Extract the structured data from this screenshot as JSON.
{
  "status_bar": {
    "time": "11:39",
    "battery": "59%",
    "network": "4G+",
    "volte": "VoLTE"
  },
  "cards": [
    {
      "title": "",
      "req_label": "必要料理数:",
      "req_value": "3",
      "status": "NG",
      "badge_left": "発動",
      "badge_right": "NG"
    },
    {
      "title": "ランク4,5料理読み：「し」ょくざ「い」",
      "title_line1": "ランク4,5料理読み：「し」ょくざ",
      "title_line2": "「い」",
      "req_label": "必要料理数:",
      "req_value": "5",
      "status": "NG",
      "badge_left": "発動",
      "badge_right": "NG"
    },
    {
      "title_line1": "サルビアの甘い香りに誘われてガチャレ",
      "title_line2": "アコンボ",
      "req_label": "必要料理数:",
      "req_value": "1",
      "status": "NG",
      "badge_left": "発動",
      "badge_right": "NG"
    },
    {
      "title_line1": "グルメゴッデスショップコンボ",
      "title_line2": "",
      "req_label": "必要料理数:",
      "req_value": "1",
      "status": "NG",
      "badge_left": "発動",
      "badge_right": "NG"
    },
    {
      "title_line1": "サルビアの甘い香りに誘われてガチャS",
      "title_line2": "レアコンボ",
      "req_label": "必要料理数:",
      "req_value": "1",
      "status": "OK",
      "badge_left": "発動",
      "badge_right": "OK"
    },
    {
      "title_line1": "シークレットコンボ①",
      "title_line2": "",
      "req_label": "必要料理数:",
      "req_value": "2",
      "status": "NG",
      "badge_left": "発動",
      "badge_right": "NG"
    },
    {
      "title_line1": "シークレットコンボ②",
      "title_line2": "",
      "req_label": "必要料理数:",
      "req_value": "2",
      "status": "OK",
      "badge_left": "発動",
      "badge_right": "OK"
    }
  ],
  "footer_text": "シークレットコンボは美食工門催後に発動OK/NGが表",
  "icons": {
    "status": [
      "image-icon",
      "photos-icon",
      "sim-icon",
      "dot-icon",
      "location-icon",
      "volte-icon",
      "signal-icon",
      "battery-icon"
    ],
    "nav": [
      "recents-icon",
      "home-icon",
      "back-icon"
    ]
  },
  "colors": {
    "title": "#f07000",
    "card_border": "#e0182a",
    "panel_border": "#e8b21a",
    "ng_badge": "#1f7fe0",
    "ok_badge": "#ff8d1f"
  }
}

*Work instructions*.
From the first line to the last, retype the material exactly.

*Output for this exercise*.
Extract the structured data from this screenshot as JSON.
{
  "status_bar": {
    "time": "11:39",
    "battery": "59%",
    "network": "4G+",
    "volte": "VoLTE"
  },
  "cards": [
    {
      "title": "",
      "req_label": "必要料理数:",
      "req_value": "3",
      "status": "NG",
      "badge_left": "発動",
      "badge_right": "NG"
    },
    {
      "title": "ランク4,5料理読み：「し」ょくざ「い」",
      "title_line1": "ランク4,5料理読み：「し」ょくざ",
      "title_line2": "「い」",
      "req_label": "必要料理数:",
      "req_value": "5",
      "status": "NG",
      "badge_left": "発動",
      "badge_right": "NG"
    },
    {
      "title_line1": "サルビアの甘い香りに誘われてガチャレ",
      "title_line2": "アコンボ",
      "req_label": "必要料理数:",
      "req_value": "1",
      "status": "NG",
      "badge_left": "発動",
      "badge_right": "NG"
    },
    {
      "title_line1": "グルメゴッデスショップコンボ",
      "title_line2": "",
      "req_label": "必要料理数:",
      "req_value": "1",
      "status": "NG",
      "badge_left": "発動",
      "badge_right": "NG"
    },
    {
      "title_line1": "サルビアの甘い香りに誘われてガチャS",
      "title_line2": "レアコンボ",
      "req_label": "必要料理数:",
      "req_value": "1",
      "status": "OK",
      "badge_left": "発動",
      "badge_right": "OK"
    },
    {
      "title_line1": "シークレットコンボ①",
      "title_line2": "",
      "req_label": "必要料理数:",
      "req_value": "2",
      "status": "NG",
      "badge_left": "発動",
      "badge_right": "NG"
    },
    {
      "title_line1": "シークレットコンボ②",
      "title_line2": "",
      "req_label": "必要料理数:",
      "req_value": "2",
      "status": "OK",
      "badge_left": "発動",
      "badge_right": "OK"
    }
  ],
  "footer_text": "シークレットコンボは美食工門催後に発動OK/NGが表",
  "icons": {
    "status": [
      "image-icon",
      "photos-icon",
      "sim-icon",
      "dot-icon",
      "location-icon",
      "volte-icon",
      "signal-icon",
      "battery-icon"
    ],
    "nav": [
      "recents-icon",
      "home-icon",
      "back-icon"
    ]
  },
  "colors": {
    "title": "#f07000",
    "card_border": "#e0182a",
    "panel_border": "#e8b21a",
    "ng_badge": "#1f7fe0",
    "ok_badge": "#ff8d1f"
  }
}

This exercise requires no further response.